Task requirements - Output the listing below in full, exactly as written.

Record extracts -
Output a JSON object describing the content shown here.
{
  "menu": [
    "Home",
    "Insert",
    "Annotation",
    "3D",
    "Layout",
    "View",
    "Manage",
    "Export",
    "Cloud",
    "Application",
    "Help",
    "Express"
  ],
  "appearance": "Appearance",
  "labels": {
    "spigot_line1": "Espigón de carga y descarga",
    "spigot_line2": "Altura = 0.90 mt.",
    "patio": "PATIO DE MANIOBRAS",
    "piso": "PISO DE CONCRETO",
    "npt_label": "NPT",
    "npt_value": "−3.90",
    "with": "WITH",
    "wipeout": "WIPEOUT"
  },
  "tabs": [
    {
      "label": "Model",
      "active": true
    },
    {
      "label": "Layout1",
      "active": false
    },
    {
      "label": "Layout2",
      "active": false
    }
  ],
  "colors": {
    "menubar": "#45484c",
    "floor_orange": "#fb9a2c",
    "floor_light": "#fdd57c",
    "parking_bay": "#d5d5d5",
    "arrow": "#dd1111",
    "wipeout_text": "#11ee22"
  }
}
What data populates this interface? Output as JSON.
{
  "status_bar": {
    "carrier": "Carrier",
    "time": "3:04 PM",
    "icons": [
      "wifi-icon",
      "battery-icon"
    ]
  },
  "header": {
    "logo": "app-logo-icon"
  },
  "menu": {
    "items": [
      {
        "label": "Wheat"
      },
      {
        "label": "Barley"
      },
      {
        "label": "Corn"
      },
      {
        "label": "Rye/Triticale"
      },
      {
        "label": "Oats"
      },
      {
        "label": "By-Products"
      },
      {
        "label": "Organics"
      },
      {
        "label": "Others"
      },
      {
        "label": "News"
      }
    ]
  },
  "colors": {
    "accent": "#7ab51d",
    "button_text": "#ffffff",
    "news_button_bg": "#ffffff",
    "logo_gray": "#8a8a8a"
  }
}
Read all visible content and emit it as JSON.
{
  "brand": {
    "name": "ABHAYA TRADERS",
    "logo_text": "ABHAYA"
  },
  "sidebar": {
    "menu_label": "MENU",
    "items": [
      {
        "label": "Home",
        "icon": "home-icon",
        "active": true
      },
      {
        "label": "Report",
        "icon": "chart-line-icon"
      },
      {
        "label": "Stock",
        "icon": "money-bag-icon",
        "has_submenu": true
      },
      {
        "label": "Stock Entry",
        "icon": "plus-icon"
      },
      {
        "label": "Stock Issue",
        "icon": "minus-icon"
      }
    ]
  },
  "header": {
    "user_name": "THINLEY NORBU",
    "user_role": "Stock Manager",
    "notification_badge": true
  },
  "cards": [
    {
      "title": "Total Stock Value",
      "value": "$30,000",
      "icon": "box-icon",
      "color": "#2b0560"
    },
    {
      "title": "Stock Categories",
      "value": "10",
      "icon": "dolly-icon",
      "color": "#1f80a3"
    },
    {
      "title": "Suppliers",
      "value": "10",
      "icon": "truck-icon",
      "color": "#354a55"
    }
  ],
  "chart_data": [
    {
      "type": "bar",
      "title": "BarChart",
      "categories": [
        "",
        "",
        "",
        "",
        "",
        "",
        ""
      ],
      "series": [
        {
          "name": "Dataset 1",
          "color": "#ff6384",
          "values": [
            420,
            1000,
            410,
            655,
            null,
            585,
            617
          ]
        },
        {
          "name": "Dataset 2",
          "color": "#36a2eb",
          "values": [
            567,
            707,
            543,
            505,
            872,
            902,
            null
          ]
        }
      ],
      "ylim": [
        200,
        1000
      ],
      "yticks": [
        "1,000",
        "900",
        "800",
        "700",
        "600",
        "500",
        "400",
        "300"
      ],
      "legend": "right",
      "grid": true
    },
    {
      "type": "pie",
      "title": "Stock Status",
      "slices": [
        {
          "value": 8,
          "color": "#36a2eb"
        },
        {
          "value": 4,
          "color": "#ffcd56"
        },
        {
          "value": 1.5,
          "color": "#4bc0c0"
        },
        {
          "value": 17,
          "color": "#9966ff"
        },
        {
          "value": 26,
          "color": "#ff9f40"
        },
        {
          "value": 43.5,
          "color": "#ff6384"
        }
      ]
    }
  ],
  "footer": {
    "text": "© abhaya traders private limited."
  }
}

Output of the task -
Output a JSON object describing the content shown here.
{
  "menu": [
    "Home",
    "Insert",
    "Annotation",
    "3D",
    "Layout",
    "View",
    "Manage",
    "Export",
    "Cloud",
    "Application",
    "Help",
    "Express"
  ],
  "appearance": "Appearance",
  "labels": {
    "spigot_line1": "Espigón de carga y descarga",
    "spigot_line2": "Altura = 0.90 mt.",
    "patio": "PATIO DE MANIOBRAS",
    "piso": "PISO DE CONCRETO",
    "npt_label": "NPT",
    "npt_value": "−3.90",
    "with": "WITH",
    "wipeout": "WIPEOUT"
  },
  "tabs": [
    {
      "label": "Model",
      "active": true
    },
    {
      "label": "Layout1",
      "active": false
    },
    {
      "label": "Layout2",
      "active": false
    }
  ],
  "colors": {
    "menubar": "#45484c",
    "floor_orange": "#fb9a2c",
    "floor_light": "#fdd57c",
    "parking_bay": "#d5d5d5",
    "arrow": "#dd1111",
    "wipeout_text": "#11ee22"
  }
}
What data populates this interface? Output as JSON.
{
  "status_bar": {
    "carrier": "Carrier",
    "time": "3:04 PM",
    "icons": [
      "wifi-icon",
      "battery-icon"
    ]
  },
  "header": {
    "logo": "app-logo-icon"
  },
  "menu": {
    "items": [
      {
        "label": "Wheat"
      },
      {
        "label": "Barley"
      },
      {
        "label": "Corn"
      },
      {
        "label": "Rye/Triticale"
      },
      {
        "label": "Oats"
      },
      {
        "label": "By-Products"
      },
      {
        "label": "Organics"
      },
      {
        "label": "Others"
      },
      {
        "label": "News"
      }
    ]
  },
  "colors": {
    "accent": "#7ab51d",
    "button_text": "#ffffff",
    "news_button_bg": "#ffffff",
    "logo_gray": "#8a8a8a"
  }
}
Read all visible content and emit it as JSON.
{
  "brand": {
    "name": "ABHAYA TRADERS",
    "logo_text": "ABHAYA"
  },
  "sidebar": {
    "menu_label": "MENU",
    "items": [
      {
        "label": "Home",
        "icon": "home-icon",
        "active": true
      },
      {
        "label": "Report",
        "icon": "chart-line-icon"
      },
      {
        "label": "Stock",
        "icon": "money-bag-icon",
        "has_submenu": true
      },
      {
        "label": "Stock Entry",
        "icon": "plus-icon"
      },
      {
        "label": "Stock Issue",
        "icon": "minus-icon"
      }
    ]
  },
  "header": {
    "user_name": "THINLEY NORBU",
    "user_role": "Stock Manager",
    "notification_badge": true
  },
  "cards": [
    {
      "title": "Total Stock Value",
      "value": "$30,000",
      "icon": "box-icon",
      "color": "#2b0560"
    },
    {
      "title": "Stock Categories",
      "value": "10",
      "icon": "dolly-icon",
      "color": "#1f80a3"
    },
    {
      "title": "Suppliers",
      "value": "10",
      "icon": "truck-icon",
      "color": "#354a55"
    }
  ],
  "chart_data": [
    {
      "type": "bar",
      "title": "BarChart",
      "categories": [
        "",
        "",
        "",
        "",
        "",
        "",
        ""
      ],
      "series": [
        {
          "name": "Dataset 1",
          "color": "#ff6384",
          "values": [
            420,
            1000,
            410,
            655,
            null,
            585,
            617
          ]
        },
        {
          "name": "Dataset 2",
          "color": "#36a2eb",
          "values": [
            567,
            707,
            543,
            505,
            872,
            902,
            null
          ]
        }
      ],
      "ylim": [
        200,
        1000
      ],
      "yticks": [
        "1,000",
        "900",
        "800",
        "700",
        "600",
        "500",
        "400",
        "300"
      ],
      "legend": "right",
      "grid": true
    },
    {
      "type": "pie",
      "title": "Stock Status",
      "slices": [
        {
          "value": 8,
          "color": "#36a2eb"
        },
        {
          "value": 4,
          "color": "#ffcd56"
        },
        {
          "value": 1.5,
          "color": "#4bc0c0"
        },
        {
          "value": 17,
          "color": "#9966ff"
        },
        {
          "value": 26,
          "color": "#ff9f40"
        },
        {
          "value": 43.5,
          "color": "#ff6384"
        }
      ]
    }
  ],
  "footer": {
    "text": "© abhaya traders private limited."
  }
}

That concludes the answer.